■ Instructions for the task
Retype the whole listing exactly. Leave out pictures.

■ Given data

☆ ☆ ☆

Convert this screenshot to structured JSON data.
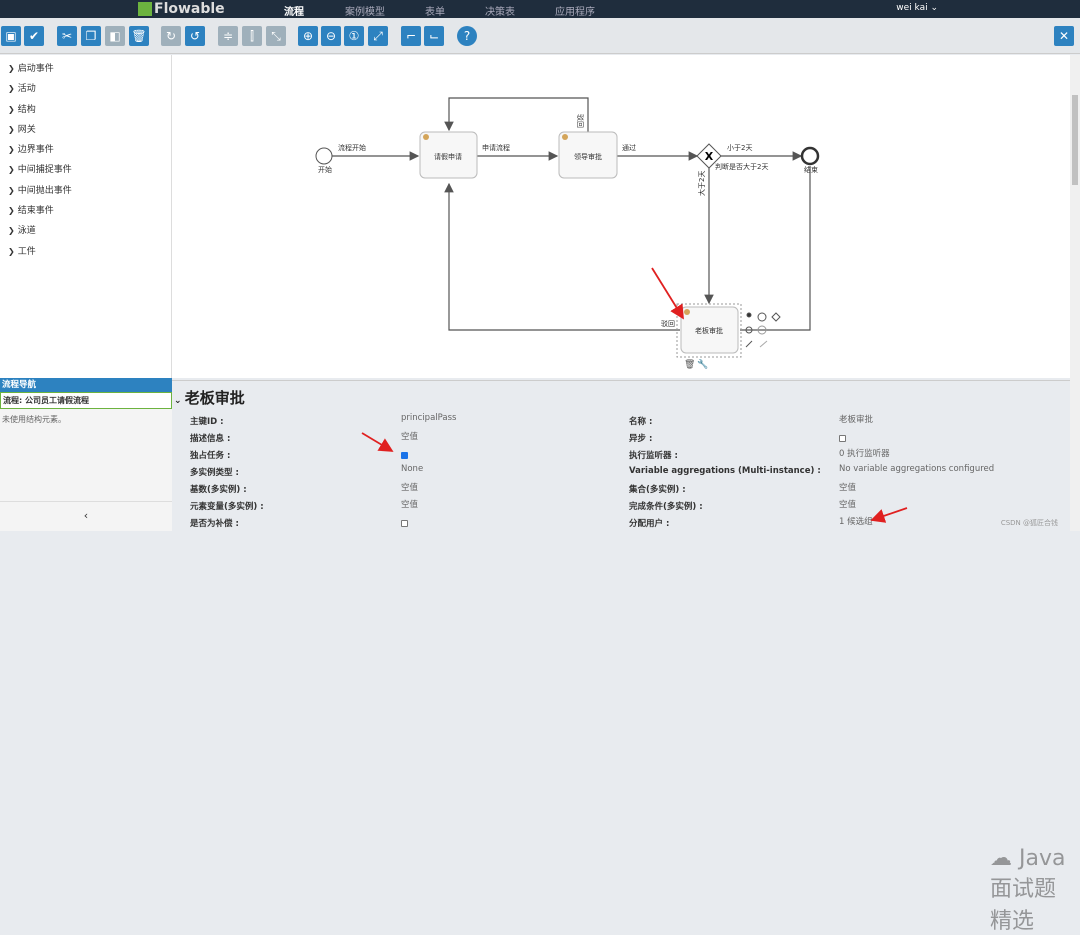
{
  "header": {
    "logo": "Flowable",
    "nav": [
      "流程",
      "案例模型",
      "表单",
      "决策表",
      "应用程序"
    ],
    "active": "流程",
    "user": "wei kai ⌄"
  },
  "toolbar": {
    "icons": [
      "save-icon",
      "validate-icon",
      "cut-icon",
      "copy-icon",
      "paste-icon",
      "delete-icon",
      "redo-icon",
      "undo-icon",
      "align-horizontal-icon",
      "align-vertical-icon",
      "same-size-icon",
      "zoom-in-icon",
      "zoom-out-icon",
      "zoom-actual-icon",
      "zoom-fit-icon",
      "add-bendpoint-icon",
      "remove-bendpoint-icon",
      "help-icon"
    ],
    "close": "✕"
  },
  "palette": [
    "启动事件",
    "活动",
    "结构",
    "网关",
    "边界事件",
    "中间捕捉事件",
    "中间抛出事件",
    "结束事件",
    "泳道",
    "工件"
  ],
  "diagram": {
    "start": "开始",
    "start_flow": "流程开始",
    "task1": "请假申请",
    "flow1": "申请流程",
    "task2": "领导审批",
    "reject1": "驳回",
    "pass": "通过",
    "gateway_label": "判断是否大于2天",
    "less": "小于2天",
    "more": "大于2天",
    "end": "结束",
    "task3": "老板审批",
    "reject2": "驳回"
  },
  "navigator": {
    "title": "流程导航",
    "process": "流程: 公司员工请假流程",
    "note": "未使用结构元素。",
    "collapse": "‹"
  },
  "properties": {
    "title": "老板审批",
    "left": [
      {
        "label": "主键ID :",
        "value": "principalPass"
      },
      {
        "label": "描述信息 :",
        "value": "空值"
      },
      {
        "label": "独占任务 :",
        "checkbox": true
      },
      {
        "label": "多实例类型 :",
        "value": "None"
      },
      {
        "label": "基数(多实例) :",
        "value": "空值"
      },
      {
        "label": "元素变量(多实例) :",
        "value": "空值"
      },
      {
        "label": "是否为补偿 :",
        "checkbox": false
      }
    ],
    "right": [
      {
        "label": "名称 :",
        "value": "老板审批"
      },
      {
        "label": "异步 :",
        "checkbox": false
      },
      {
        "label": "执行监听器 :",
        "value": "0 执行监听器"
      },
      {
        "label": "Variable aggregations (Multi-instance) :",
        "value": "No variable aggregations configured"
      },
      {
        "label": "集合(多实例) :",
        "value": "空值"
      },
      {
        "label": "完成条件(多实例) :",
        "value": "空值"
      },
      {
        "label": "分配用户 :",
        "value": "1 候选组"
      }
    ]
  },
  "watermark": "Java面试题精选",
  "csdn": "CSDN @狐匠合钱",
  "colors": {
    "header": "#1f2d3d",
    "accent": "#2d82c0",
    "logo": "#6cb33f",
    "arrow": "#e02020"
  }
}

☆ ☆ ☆

■ Answer to the exercise
Convert this screenshot to structured JSON data.
{
  "header": {
    "logo": "Flowable",
    "nav": [
      "流程",
      "案例模型",
      "表单",
      "决策表",
      "应用程序"
    ],
    "active": "流程",
    "user": "wei kai ⌄"
  },
  "toolbar": {
    "icons": [
      "save-icon",
      "validate-icon",
      "cut-icon",
      "copy-icon",
      "paste-icon",
      "delete-icon",
      "redo-icon",
      "undo-icon",
      "align-horizontal-icon",
      "align-vertical-icon",
      "same-size-icon",
      "zoom-in-icon",
      "zoom-out-icon",
      "zoom-actual-icon",
      "zoom-fit-icon",
      "add-bendpoint-icon",
      "remove-bendpoint-icon",
      "help-icon"
    ],
    "close": "✕"
  },
  "palette": [
    "启动事件",
    "活动",
    "结构",
    "网关",
    "边界事件",
    "中间捕捉事件",
    "中间抛出事件",
    "结束事件",
    "泳道",
    "工件"
  ],
  "diagram": {
    "start": "开始",
    "start_flow": "流程开始",
    "task1": "请假申请",
    "flow1": "申请流程",
    "task2": "领导审批",
    "reject1": "驳回",
    "pass": "通过",
    "gateway_label": "判断是否大于2天",
    "less": "小于2天",
    "more": "大于2天",
    "end": "结束",
    "task3": "老板审批",
    "reject2": "驳回"
  },
  "navigator": {
    "title": "流程导航",
    "process": "流程: 公司员工请假流程",
    "note": "未使用结构元素。",
    "collapse": "‹"
  },
  "properties": {
    "title": "老板审批",
    "left": [
      {
        "label": "主键ID :",
        "value": "principalPass"
      },
      {
        "label": "描述信息 :",
        "value": "空值"
      },
      {
        "label": "独占任务 :",
        "checkbox": true
      },
      {
        "label": "多实例类型 :",
        "value": "None"
      },
      {
        "label": "基数(多实例) :",
        "value": "空值"
      },
      {
        "label": "元素变量(多实例) :",
        "value": "空值"
      },
      {
        "label": "是否为补偿 :",
        "checkbox": false
      }
    ],
    "right": [
      {
        "label": "名称 :",
        "value": "老板审批"
      },
      {
        "label": "异步 :",
        "checkbox": false
      },
      {
        "label": "执行监听器 :",
        "value": "0 执行监听器"
      },
      {
        "label": "Variable aggregations (Multi-instance) :",
        "value": "No variable aggregations configured"
      },
      {
        "label": "集合(多实例) :",
        "value": "空值"
      },
      {
        "label": "完成条件(多实例) :",
        "value": "空值"
      },
      {
        "label": "分配用户 :",
        "value": "1 候选组"
      }
    ]
  },
  "watermark": "Java面试题精选",
  "csdn": "CSDN @狐匠合钱",
  "colors": {
    "header": "#1f2d3d",
    "accent": "#2d82c0",
    "logo": "#6cb33f",
    "arrow": "#e02020"
  }
}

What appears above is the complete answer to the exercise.